In a second letter Dr. Foster summed up the expression, encounter with God, as the "connection" that occurs through circumstantial happenings which causes one to realize God's love and offer of hope that "leads to one's surrender and obedience." In explaining his expression, all things are possible with God, he said:

I mean precisely what the apostle meant when he said 'I can do all things through Christ, who strengthens me' (Phil. 4:13). Without the Spirit of Christ in us, all our plans, schemes, preaching, writing, etc., will never solve the ills now besetting us (Rom. 8:9).

In one breath Dr. Foster says he does not believe in "miraculous workings," and in the next breath he speaks of direct workings by "the Spirit of Christ in us" (Rom. 8:9). Too, Professor Foster said, "No one can know God except as revealed in his Word." Then he speaks of a "jolting, radical change" that brings us in harmony with God's will by means of our having an "encounter" or "connection" with God through means of circumstantial occurrence rather than by what is revealed to us in God's Word.

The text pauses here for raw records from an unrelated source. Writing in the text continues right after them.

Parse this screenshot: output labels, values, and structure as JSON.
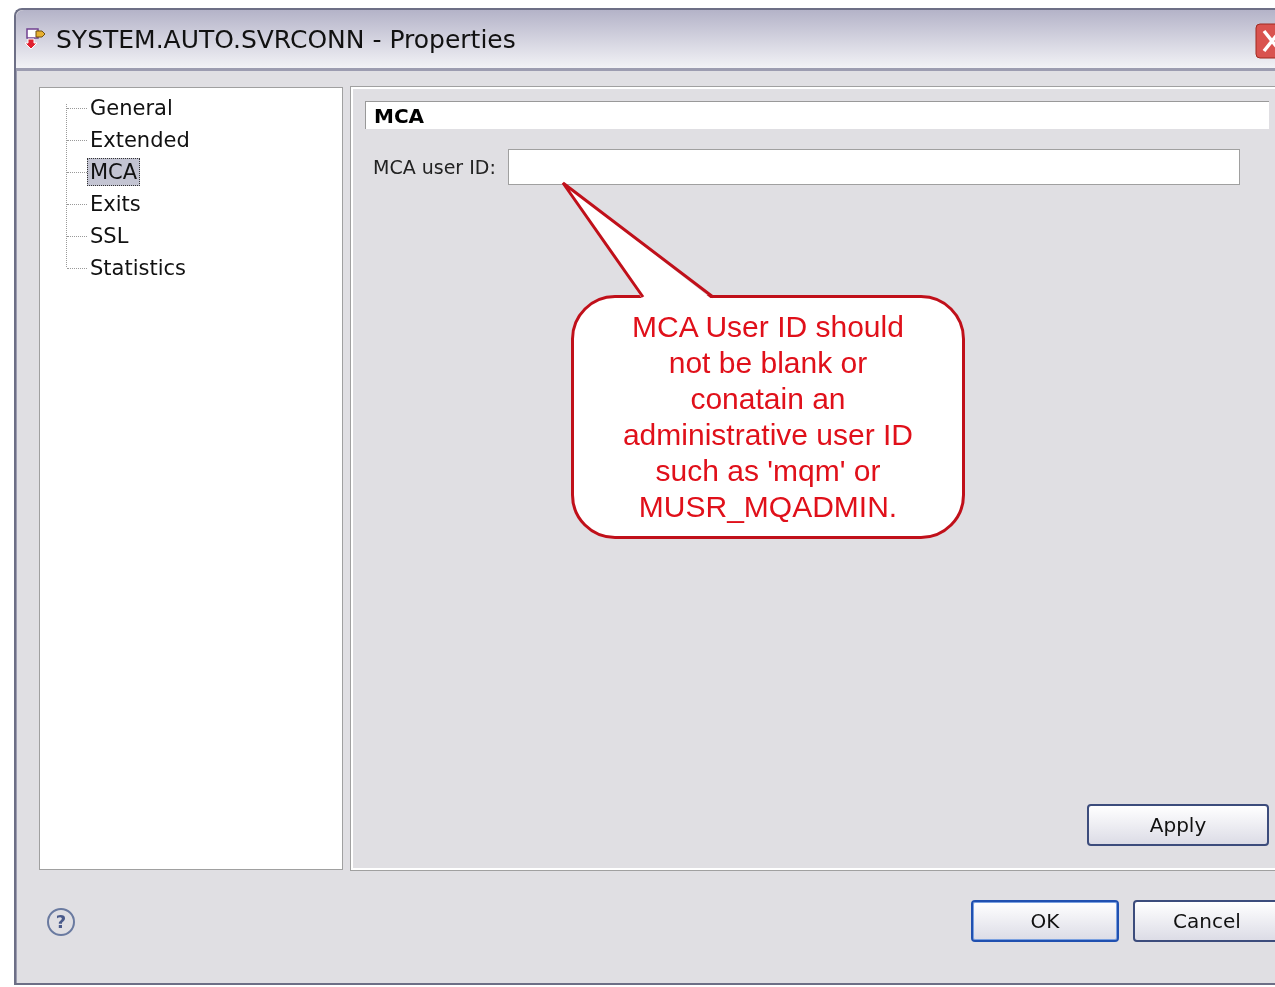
{
  "window": {
    "title": "SYSTEM.AUTO.SVRCONN - Properties"
  },
  "tree": {
    "items": [
      {
        "label": "General",
        "selected": false
      },
      {
        "label": "Extended",
        "selected": false
      },
      {
        "label": "MCA",
        "selected": true
      },
      {
        "label": "Exits",
        "selected": false
      },
      {
        "label": "SSL",
        "selected": false
      },
      {
        "label": "Statistics",
        "selected": false
      }
    ]
  },
  "page": {
    "heading": "MCA",
    "field_label": "MCA user ID:",
    "apply": "Apply"
  },
  "callout": "MCA User ID should\nnot be blank or\nconatain an\nadministrative user ID\nsuch as 'mqm' or\nMUSR_MQADMIN.",
  "help": "?",
  "buttons": [
    "OK",
    "Cancel"
  ]
}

Why will learned brethren who are in such influential positions use such "loose" language that is uncertain and confusing rather than their speaking distinctly and precisely? Why does Dr. Foster use such Pentecostal terminology as personal renewal, brotherhood awakening, and encounter with God, if he does not wish to convey what the Pentecostals convey in using the same terminology? Why does the professor equate Christ's strengthening us (Phil. 4:13) with "the Spirit of Christ in us" (Rom. 8:9) and effecting success in "our plans, schemes, preaching, and writing"? If he does not believe in the direct operation of the Spirit in us, would brother Foster care to explain how God's Spirit accomplishes his strengthening and enabling us to succeed in carrying out God's will in our lives?

From Dr. Foster's statements in the interview, as reported in The Christian Chronicle, we can anticipate another book produced by a confused faculty member of ACU containing strange and uncertain sounds and false implications which will further divide the brotherhood.

Free sample issue of Firm Foundation

Click here to order a free sample issue or subscribe to the Firm Foundation.

Published September 1993